“Menopause is a very unique experience for each woman,” said Gretchen McCreless, MD, gynecologist at Ascension St. Vincent’s Women’s Health. “Women can experience symptoms like hot flashes, trouble sleeping, skipping periods and weight gain for months or years before they are officially in menopause.”
Dr. McCreless is the only doctor in Birmingham, Alabama to hold a Certified Menopause Practitioner certification through The Menopause Society. She was inspired to get this menopausal certification after experiencing disappointment with the care her mother was receiving for menopause.“I just felt that we can do better, so I started researching and came upon The Menopause Society,” said Dr. McCreless. “I knew there was a need for better understanding of this clinical phenomenon that every woman in her 40s and 50s is experiencing, so it was important to me to do everything I could to learn more and be better able to help women.”
Irregular menstrual cycles can be a symptom of perimenopause
Dr. McCreless explains that the journey to menopause starts, for many women, in their 40s with what is called perimenopause. This time can be marked by menstrual cycles that were once normal that begin to become more irregular. It is a time when women begin to experience hot flashes, night sweats, trouble with sleeping, dysregulated mood, and generally not feeling like themselves. While Dr. McCreless says there is no actual treatment for perimenopause, it is often a time for women to really take notice of the changes their bodies are starting to experience, having a conversation with a provider about them, and not waiting until symptoms begin to disrupt everyday activities.
“I have a lot of patients in their 40s who opt to go back on birth control, who haven’t taken it in years, just because that helps to stabilize their hormones during that transition period,” said Dr. McCreless. “I have other patients who are adamant about not waiting to take birth control, but they’re willing to take hormones, so we are able to do a cyclic patterning of estrogen and progesterone to help, again, to stabilize their hormones.”
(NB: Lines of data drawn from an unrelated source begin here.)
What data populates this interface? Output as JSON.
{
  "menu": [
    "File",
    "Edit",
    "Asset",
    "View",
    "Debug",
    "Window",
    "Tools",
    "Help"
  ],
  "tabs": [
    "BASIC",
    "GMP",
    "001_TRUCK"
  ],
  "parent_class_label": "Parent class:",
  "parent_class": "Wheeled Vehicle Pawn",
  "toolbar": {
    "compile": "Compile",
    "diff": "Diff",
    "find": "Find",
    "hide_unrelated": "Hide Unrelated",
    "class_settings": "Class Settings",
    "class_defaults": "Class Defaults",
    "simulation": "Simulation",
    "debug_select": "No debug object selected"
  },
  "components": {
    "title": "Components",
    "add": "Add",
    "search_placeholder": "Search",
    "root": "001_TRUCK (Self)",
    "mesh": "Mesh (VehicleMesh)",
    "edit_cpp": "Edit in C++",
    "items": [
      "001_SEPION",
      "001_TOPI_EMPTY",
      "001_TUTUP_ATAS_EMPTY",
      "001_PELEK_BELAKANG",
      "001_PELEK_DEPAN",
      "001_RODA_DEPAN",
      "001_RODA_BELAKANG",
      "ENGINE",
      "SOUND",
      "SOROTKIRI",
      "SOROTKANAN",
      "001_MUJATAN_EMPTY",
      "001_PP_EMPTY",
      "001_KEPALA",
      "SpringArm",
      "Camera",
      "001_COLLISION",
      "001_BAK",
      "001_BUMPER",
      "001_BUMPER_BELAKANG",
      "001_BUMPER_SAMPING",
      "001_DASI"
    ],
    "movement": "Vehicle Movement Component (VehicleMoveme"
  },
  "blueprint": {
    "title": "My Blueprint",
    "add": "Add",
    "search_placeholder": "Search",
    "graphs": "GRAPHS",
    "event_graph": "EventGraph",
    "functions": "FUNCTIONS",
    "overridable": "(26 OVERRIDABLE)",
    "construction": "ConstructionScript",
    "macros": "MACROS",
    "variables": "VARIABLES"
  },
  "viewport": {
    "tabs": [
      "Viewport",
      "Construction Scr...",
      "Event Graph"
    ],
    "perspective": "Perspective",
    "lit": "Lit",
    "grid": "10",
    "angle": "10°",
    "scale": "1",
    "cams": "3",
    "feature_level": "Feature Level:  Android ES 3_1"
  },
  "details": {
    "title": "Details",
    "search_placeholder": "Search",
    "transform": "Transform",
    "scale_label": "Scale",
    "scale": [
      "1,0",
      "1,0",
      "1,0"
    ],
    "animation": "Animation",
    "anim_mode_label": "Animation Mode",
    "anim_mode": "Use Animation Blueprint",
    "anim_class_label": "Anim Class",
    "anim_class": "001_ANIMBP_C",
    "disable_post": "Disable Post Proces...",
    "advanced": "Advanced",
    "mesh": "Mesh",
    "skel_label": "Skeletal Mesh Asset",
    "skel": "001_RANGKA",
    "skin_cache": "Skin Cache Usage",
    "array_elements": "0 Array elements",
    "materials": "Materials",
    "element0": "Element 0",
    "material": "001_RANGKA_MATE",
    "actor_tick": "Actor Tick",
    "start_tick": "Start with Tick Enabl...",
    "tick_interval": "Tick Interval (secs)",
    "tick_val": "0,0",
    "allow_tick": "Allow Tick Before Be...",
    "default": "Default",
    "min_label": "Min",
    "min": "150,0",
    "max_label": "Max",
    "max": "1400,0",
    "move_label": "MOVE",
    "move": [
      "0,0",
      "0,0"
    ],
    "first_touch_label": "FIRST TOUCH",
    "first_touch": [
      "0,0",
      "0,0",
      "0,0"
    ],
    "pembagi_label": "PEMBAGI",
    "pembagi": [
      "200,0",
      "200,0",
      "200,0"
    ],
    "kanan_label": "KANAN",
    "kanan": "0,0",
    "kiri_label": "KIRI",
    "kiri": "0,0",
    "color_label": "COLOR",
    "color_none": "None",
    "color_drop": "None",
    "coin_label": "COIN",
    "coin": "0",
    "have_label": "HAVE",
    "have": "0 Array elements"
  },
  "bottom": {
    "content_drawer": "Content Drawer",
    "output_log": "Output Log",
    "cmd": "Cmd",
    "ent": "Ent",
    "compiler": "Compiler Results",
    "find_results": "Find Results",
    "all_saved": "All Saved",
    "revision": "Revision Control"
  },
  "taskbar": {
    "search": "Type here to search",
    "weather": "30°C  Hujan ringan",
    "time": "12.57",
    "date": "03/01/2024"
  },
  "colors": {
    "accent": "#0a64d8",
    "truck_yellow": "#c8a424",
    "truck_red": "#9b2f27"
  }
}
Dr. McCreless says that any changes in menstrual cycles are worth a conversation with a provider. She cautions women in perimenopause to be aware of skipping cycles and urges those who have to see a doctor to confirm that there is not another hormonal issue causing the missed periods.
“I have seen a big increase in women in their 40s coming to see me as they start to realize their body is changing, and I think that’s the perfect time for us to meet and start to discuss their health history,” said Dr. McCreless.
Treating menopause with hormone replacement therapy
Once a woman is diagnosed with menopause, Dr. McCreless believes hormone replacement therapy (HRT) is a great treatment.
“Historically, hormone replacement therapy has gotten a bad wrap, but when you look at the historical studies, you realize that the data was tracking an older patient population,” said Dr. McCreless. “But in fact women in the earlier years of menopause were not having the same complications and were actually seeing tremendous benefit.”
McCreless says there has been a cultural shift recently in understanding the data on HRT, and that in 2022, the Menopause Society released guidelines that state that for women in the first 10 years of menopause, HRT should be considered because it improves bone health, heart health, and general wellbeing of patients experiencing menopausal symptoms.
The future of menopause medication
In addition to HRT, Dr. McCreless suggests women explore other types of treatment, including over-the-counter remedies, as well as a variety of prescription medications. She shares that there is new medication hitting the market that targets the area of the brain that is responsible for hot flashes that has her excited about the future of menopause medicine and understanding.
“I think for so long the culture has been to think that hormones are bad or that women need to just tough this part out, but that’s certainly not the case,” said Dr. McCreless. “One of the more rewarding things I hear is how hormone treatment has literally changed a patient’s life. The common theme I hear from patients is ‘I finally feel like myself again.’”
Personalized menopause care for women
The healthcare needs of women are unique. Your doctor at Ascension St. Vincent’s Women’s Health provides care for life, including screenings right for your age and health history, care for menopause symptoms and gynecologic concerns. Talk to a doctor today about menopause care and management for symptoms by calling 205-939-7800.